Instructions for the task: Which lines hold the string "Campagnol"? Copy each of them from the material below.

○ ○ ○ ○ ○

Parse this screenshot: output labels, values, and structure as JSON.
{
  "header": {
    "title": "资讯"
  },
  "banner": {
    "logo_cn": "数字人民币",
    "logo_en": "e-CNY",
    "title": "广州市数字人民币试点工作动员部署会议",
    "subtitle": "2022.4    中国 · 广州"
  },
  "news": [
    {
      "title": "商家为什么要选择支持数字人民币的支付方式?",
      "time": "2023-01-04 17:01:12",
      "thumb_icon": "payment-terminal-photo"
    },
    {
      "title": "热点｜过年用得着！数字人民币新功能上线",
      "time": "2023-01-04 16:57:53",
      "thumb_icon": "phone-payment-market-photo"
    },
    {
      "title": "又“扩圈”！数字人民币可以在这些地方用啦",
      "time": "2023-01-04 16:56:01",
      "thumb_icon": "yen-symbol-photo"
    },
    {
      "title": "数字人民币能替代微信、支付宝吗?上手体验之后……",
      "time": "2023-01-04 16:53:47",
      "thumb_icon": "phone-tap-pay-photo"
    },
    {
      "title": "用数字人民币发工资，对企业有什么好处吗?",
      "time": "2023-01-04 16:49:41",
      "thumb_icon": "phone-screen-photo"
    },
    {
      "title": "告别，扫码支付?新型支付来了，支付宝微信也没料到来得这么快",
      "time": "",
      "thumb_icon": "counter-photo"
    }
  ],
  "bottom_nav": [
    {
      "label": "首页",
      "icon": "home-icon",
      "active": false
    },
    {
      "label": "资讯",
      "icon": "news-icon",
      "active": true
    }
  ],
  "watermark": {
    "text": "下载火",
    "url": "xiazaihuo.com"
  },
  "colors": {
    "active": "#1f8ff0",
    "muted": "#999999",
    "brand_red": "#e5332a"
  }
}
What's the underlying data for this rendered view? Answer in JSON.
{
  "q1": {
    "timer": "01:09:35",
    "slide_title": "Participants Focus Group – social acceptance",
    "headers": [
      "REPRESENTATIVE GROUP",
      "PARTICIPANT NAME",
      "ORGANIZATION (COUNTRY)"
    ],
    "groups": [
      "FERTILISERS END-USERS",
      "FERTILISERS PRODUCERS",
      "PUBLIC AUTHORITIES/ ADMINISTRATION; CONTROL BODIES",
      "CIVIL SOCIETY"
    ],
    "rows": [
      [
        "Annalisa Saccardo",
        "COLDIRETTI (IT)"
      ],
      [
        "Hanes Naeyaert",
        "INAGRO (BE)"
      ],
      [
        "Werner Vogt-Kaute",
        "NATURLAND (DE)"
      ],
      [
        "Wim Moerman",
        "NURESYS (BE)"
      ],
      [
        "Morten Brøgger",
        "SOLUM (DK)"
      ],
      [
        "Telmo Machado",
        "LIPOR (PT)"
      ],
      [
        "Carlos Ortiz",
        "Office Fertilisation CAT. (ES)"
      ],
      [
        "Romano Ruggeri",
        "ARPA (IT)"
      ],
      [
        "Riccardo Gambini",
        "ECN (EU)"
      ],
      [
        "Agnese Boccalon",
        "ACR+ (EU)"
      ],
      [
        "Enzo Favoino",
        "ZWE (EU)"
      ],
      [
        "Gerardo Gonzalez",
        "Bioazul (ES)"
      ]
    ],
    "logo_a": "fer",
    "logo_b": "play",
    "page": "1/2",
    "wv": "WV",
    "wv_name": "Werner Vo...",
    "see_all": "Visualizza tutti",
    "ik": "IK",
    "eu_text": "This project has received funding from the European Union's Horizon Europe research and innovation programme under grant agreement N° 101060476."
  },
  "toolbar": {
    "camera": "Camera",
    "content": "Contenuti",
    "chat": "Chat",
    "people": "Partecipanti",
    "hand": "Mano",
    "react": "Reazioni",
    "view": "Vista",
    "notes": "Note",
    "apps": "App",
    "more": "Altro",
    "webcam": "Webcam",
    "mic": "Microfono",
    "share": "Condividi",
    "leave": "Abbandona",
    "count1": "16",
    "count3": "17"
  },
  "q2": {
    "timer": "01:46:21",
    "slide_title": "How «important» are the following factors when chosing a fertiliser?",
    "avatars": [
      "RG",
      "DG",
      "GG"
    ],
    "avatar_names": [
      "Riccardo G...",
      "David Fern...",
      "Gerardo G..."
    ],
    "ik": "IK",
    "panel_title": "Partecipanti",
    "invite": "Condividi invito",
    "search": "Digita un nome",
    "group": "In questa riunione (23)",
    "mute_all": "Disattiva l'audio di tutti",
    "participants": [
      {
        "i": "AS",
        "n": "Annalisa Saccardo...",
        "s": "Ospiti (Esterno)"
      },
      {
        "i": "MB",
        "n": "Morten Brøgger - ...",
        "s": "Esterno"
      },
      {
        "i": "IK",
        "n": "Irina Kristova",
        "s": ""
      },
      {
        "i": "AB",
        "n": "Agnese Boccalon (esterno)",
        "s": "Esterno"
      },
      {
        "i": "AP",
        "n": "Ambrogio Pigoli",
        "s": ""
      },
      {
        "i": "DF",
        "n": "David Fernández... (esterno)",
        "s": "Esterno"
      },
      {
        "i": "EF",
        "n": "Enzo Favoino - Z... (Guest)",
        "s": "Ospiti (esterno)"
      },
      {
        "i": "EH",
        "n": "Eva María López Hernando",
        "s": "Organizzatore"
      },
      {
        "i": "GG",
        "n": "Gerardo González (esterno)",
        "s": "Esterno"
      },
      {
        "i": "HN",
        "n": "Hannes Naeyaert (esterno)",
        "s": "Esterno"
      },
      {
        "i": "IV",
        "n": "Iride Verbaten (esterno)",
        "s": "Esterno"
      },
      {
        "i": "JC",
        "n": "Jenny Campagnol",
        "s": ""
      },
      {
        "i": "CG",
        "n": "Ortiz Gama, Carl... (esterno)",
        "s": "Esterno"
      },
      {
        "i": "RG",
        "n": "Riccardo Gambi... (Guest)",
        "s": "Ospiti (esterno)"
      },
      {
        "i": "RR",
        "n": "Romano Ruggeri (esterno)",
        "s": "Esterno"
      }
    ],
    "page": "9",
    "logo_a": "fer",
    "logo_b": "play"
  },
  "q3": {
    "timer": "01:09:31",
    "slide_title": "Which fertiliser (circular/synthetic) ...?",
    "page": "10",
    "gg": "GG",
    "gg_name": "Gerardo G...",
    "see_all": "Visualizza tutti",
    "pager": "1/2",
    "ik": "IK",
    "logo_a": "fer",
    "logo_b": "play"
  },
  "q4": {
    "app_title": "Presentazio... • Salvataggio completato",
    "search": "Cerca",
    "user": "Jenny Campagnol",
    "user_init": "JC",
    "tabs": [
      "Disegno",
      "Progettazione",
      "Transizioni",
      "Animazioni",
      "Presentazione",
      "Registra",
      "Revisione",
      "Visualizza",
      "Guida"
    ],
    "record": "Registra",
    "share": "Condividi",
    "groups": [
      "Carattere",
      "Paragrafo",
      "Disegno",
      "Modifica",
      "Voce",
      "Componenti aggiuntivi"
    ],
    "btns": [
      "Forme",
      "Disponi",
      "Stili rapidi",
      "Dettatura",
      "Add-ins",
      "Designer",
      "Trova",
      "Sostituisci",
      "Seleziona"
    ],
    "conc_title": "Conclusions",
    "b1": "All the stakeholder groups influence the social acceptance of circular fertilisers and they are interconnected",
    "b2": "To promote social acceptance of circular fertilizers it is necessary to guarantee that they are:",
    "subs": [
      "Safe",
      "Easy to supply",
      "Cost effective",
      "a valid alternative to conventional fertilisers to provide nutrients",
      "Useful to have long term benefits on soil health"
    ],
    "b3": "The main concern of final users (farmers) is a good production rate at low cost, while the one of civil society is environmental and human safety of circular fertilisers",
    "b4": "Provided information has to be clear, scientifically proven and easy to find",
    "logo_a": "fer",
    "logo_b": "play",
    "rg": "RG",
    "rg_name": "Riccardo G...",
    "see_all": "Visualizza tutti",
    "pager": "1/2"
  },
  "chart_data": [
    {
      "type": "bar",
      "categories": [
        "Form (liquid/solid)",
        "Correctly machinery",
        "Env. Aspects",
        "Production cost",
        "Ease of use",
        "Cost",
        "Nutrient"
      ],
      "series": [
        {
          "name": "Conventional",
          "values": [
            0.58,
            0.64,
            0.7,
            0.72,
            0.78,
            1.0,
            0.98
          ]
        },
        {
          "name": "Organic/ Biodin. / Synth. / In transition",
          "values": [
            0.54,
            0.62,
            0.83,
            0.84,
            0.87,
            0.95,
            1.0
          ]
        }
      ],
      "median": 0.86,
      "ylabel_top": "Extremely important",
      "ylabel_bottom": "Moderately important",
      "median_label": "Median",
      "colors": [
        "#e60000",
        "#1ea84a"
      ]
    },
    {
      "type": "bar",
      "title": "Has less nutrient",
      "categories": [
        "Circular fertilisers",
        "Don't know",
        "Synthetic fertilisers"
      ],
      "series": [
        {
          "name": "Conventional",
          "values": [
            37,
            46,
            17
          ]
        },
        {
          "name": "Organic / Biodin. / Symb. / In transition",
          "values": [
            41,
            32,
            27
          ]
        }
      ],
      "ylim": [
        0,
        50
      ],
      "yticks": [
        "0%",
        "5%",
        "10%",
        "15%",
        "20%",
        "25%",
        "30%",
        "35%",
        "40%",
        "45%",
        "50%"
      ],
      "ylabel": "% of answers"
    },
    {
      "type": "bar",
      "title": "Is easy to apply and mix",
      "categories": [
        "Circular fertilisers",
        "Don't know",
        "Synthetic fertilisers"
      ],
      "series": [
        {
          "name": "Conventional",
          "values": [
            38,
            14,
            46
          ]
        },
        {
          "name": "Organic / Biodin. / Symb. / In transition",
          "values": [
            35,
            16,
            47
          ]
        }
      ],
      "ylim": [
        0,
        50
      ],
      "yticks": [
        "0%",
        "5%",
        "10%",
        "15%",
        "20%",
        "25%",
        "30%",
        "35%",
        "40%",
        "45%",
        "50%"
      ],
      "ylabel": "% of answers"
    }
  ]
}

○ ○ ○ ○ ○

Answer box:
        "n": "Jenny Campagnol",
    "user": "Jenny Campagnol",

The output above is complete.